5. Mark Teixeira, 3B, Texas

The Skinny: Drafted as a third baseman, the switch-hitting Teixeira has settled in as a Gold Glove winning all-star at first base for the Rangers. Ironically, he attended the same high school as Floyd, but Teixeira opted for college, parlaying a Baseball America College Player of the Year performance at Georgia Tech into his $2.5 million bonus from Texas. He’s been more than worth the investment, dominating in his only minor league season and developing into a feared slugger in the bigs. Teixeria’s numbers slipped last year, but it seems silly to describe a 110-RBI season as an off year.

Strengths: Murders lefties; run production; range in the field.

Weaknesses: Breaking balls. He hit just .211 off curveballs and .130 against sliders last year.

Final Analysis: This 26-year-old, considered among the finest college hitters ever, has not disappointed. While many of his homers turned into doubles last year, he smoked 24 long balls after the break compared to just nine before it. Don’t be gun shy when it comes time to bid for this slugger.

Feed Burner eMail Get RotoRob by Email: Enter your email below to receive daily updates direct to your inbox. Only a pink taco wouldn’t subscribe.

6 Responses to “MLB Draft Review: 2001 Part One”

  1. Kyle says:

    I’m a Twins fan and have often thought about the Mauer-Prior question. Lots of Twins fans are quick to point out in retrospect that the Twins, despite early criticism, made the right choice. I’m not as convinced.

    Flags fly forever. What if the Twins had both Mark Prior and Johan Santana in their rotation back in 2003? That 1-2 punch would have made beating the Twins in the postseason a formidable task.

    Maybe, if the Twins would have drafted Prior, they’d have a third World Championship pennant hanging in the rafters of the Metrodome right now.

    As with all things, the Mauer-Prior question isn’t as simple as it appears, even now.

    The Twins are also a lot more cautious with their young pitching. Entirely speculative, but perhaps Prior doesn’t suffer the same injury woes.

  2. RotoRob says:

    Sure, it’s easy to speculate on how good the Twins’ pitching would have been with Santana and Prior heading the way, but shouldn’t we also consider how big a role Mauer has had on helping the Twins develop a fantastic pitching staff? Of course this is a tough question, but looking at things from a fantasy perspective, finding a catcher who can hit like Mauer is next to impossible. Will Prior fly past Mauer in value in years to come? It’s possible, but judging the selection five years out and you’ve got to give the edge to Minny here.

  3. […] last left off, RotoRob had started previewing the 2001 draft, the first part of which you can find here. Over the next few parts of this series, I’ll be previewing the rest of this draft through […]

  4. […] today, with a look at picks 11 through 15 of the first round.
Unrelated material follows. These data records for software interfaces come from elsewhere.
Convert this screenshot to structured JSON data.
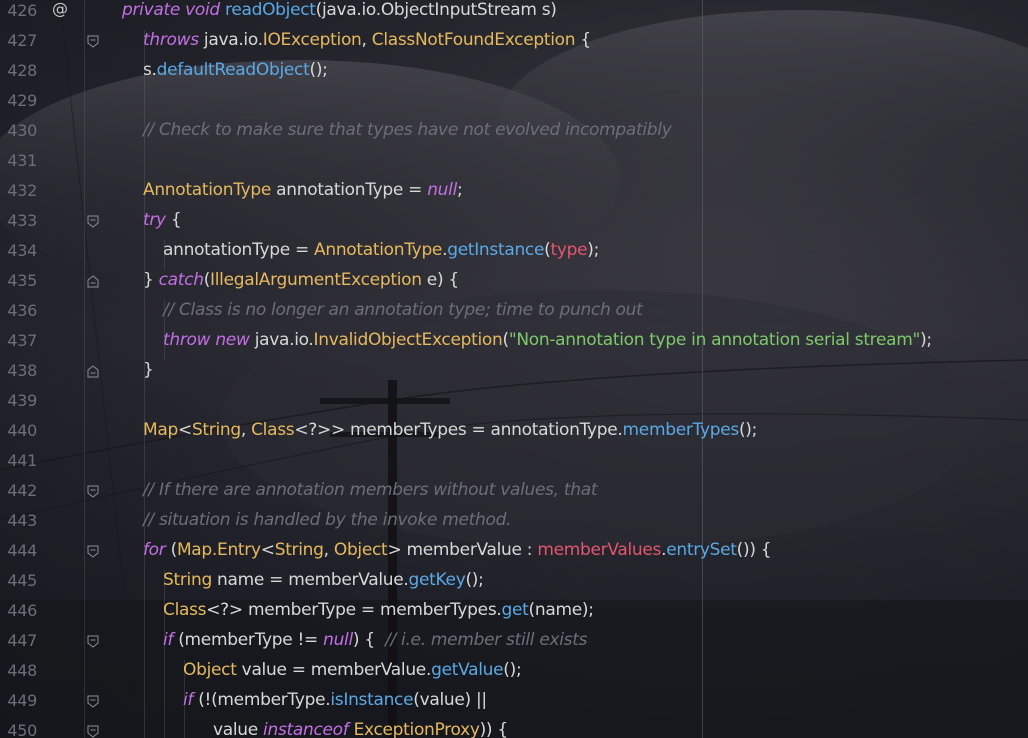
{
  "editor": {
    "accent": "#c36fe4",
    "colors": {
      "keyword": "#c36fe4",
      "type": "#e6b95e",
      "function": "#5aa9e6",
      "field": "#e2566f",
      "string": "#7ec96a",
      "comment": "#6c6f78",
      "default": "#d8d8d8"
    },
    "gutter_marker_426": "@",
    "lines": [
      {
        "num": "426",
        "indent": 122,
        "tokens": [
          {
            "c": "kw",
            "t": "private void "
          },
          {
            "c": "fn",
            "t": "readObject"
          },
          {
            "c": "df",
            "t": "(java.io.ObjectInputStream s)"
          }
        ]
      },
      {
        "num": "427",
        "indent": 143,
        "tokens": [
          {
            "c": "kw",
            "t": "throws "
          },
          {
            "c": "df",
            "t": "java.io."
          },
          {
            "c": "ty",
            "t": "IOException"
          },
          {
            "c": "df",
            "t": ", "
          },
          {
            "c": "ty",
            "t": "ClassNotFoundException"
          },
          {
            "c": "df",
            "t": " {"
          }
        ]
      },
      {
        "num": "428",
        "indent": 143,
        "tokens": [
          {
            "c": "df",
            "t": "s."
          },
          {
            "c": "fn",
            "t": "defaultReadObject"
          },
          {
            "c": "df",
            "t": "();"
          }
        ]
      },
      {
        "num": "429",
        "indent": 143,
        "tokens": []
      },
      {
        "num": "430",
        "indent": 143,
        "tokens": [
          {
            "c": "cm",
            "t": "// Check to make sure that types have not evolved incompatibly"
          }
        ]
      },
      {
        "num": "431",
        "indent": 143,
        "tokens": []
      },
      {
        "num": "432",
        "indent": 143,
        "tokens": [
          {
            "c": "ty",
            "t": "AnnotationType"
          },
          {
            "c": "df",
            "t": " annotationType = "
          },
          {
            "c": "kw",
            "t": "null"
          },
          {
            "c": "df",
            "t": ";"
          }
        ]
      },
      {
        "num": "433",
        "indent": 143,
        "tokens": [
          {
            "c": "kw",
            "t": "try "
          },
          {
            "c": "df",
            "t": "{"
          }
        ]
      },
      {
        "num": "434",
        "indent": 163,
        "tokens": [
          {
            "c": "df",
            "t": "annotationType = "
          },
          {
            "c": "ty",
            "t": "AnnotationType"
          },
          {
            "c": "df",
            "t": "."
          },
          {
            "c": "fn",
            "t": "getInstance"
          },
          {
            "c": "df",
            "t": "("
          },
          {
            "c": "fld",
            "t": "type"
          },
          {
            "c": "df",
            "t": ");"
          }
        ]
      },
      {
        "num": "435",
        "indent": 143,
        "tokens": [
          {
            "c": "df",
            "t": "} "
          },
          {
            "c": "kw",
            "t": "catch"
          },
          {
            "c": "df",
            "t": "("
          },
          {
            "c": "ty",
            "t": "IllegalArgumentException"
          },
          {
            "c": "df",
            "t": " e) {"
          }
        ]
      },
      {
        "num": "436",
        "indent": 163,
        "tokens": [
          {
            "c": "cm",
            "t": "// Class is no longer an annotation type; time to punch out"
          }
        ]
      },
      {
        "num": "437",
        "indent": 163,
        "tokens": [
          {
            "c": "kw",
            "t": "throw new "
          },
          {
            "c": "df",
            "t": "java.io."
          },
          {
            "c": "ty",
            "t": "InvalidObjectException"
          },
          {
            "c": "df",
            "t": "("
          },
          {
            "c": "str",
            "t": "\"Non-annotation type in annotation serial stream\""
          },
          {
            "c": "df",
            "t": ");"
          }
        ]
      },
      {
        "num": "438",
        "indent": 143,
        "tokens": [
          {
            "c": "df",
            "t": "}"
          }
        ]
      },
      {
        "num": "439",
        "indent": 143,
        "tokens": []
      },
      {
        "num": "440",
        "indent": 143,
        "tokens": [
          {
            "c": "ty",
            "t": "Map"
          },
          {
            "c": "df",
            "t": "<"
          },
          {
            "c": "ty",
            "t": "String"
          },
          {
            "c": "df",
            "t": ", "
          },
          {
            "c": "ty",
            "t": "Class"
          },
          {
            "c": "df",
            "t": "<?>> memberTypes = annotationType."
          },
          {
            "c": "fn",
            "t": "memberTypes"
          },
          {
            "c": "df",
            "t": "();"
          }
        ]
      },
      {
        "num": "441",
        "indent": 143,
        "tokens": []
      },
      {
        "num": "442",
        "indent": 143,
        "tokens": [
          {
            "c": "cm",
            "t": "// If there are annotation members without values, that"
          }
        ]
      },
      {
        "num": "443",
        "indent": 143,
        "tokens": [
          {
            "c": "cm",
            "t": "// situation is handled by the invoke method."
          }
        ]
      },
      {
        "num": "444",
        "indent": 143,
        "tokens": [
          {
            "c": "kw",
            "t": "for "
          },
          {
            "c": "df",
            "t": "("
          },
          {
            "c": "ty",
            "t": "Map.Entry"
          },
          {
            "c": "df",
            "t": "<"
          },
          {
            "c": "ty",
            "t": "String"
          },
          {
            "c": "df",
            "t": ", "
          },
          {
            "c": "ty",
            "t": "Object"
          },
          {
            "c": "df",
            "t": "> memberValue : "
          },
          {
            "c": "fld",
            "t": "memberValues"
          },
          {
            "c": "df",
            "t": "."
          },
          {
            "c": "fn",
            "t": "entrySet"
          },
          {
            "c": "df",
            "t": "()) {"
          }
        ]
      },
      {
        "num": "445",
        "indent": 163,
        "tokens": [
          {
            "c": "ty",
            "t": "String"
          },
          {
            "c": "df",
            "t": " name = memberValue."
          },
          {
            "c": "fn",
            "t": "getKey"
          },
          {
            "c": "df",
            "t": "();"
          }
        ]
      },
      {
        "num": "446",
        "indent": 163,
        "tokens": [
          {
            "c": "ty",
            "t": "Class"
          },
          {
            "c": "df",
            "t": "<?> memberType = memberTypes."
          },
          {
            "c": "fn",
            "t": "get"
          },
          {
            "c": "df",
            "t": "(name);"
          }
        ]
      },
      {
        "num": "447",
        "indent": 163,
        "tokens": [
          {
            "c": "kw",
            "t": "if "
          },
          {
            "c": "df",
            "t": "(memberType != "
          },
          {
            "c": "kw",
            "t": "null"
          },
          {
            "c": "df",
            "t": ") {  "
          },
          {
            "c": "cm",
            "t": "// i.e. member still exists"
          }
        ]
      },
      {
        "num": "448",
        "indent": 183,
        "tokens": [
          {
            "c": "ty",
            "t": "Object"
          },
          {
            "c": "df",
            "t": " value = memberValue."
          },
          {
            "c": "fn",
            "t": "getValue"
          },
          {
            "c": "df",
            "t": "();"
          }
        ]
      },
      {
        "num": "449",
        "indent": 183,
        "tokens": [
          {
            "c": "kw",
            "t": "if "
          },
          {
            "c": "df",
            "t": "(!(memberType."
          },
          {
            "c": "fn",
            "t": "isInstance"
          },
          {
            "c": "df",
            "t": "(value) ||"
          }
        ]
      },
      {
        "num": "450",
        "indent": 213,
        "tokens": [
          {
            "c": "df",
            "t": "value "
          },
          {
            "c": "kw",
            "t": "instanceof "
          },
          {
            "c": "ty",
            "t": "ExceptionProxy"
          },
          {
            "c": "df",
            "t": ")) {"
          }
        ]
      }
    ]
  }
}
You can find previous parts here: Part I and […]

  5. […] today, with a look at picks 16 through 20 of the first round. You can find previous parts here: Part I, II and […]

  6. […] part of our review of the first round of the 2001 MLB Draft. You can find previous parts here: One, Two, Three , Four and […]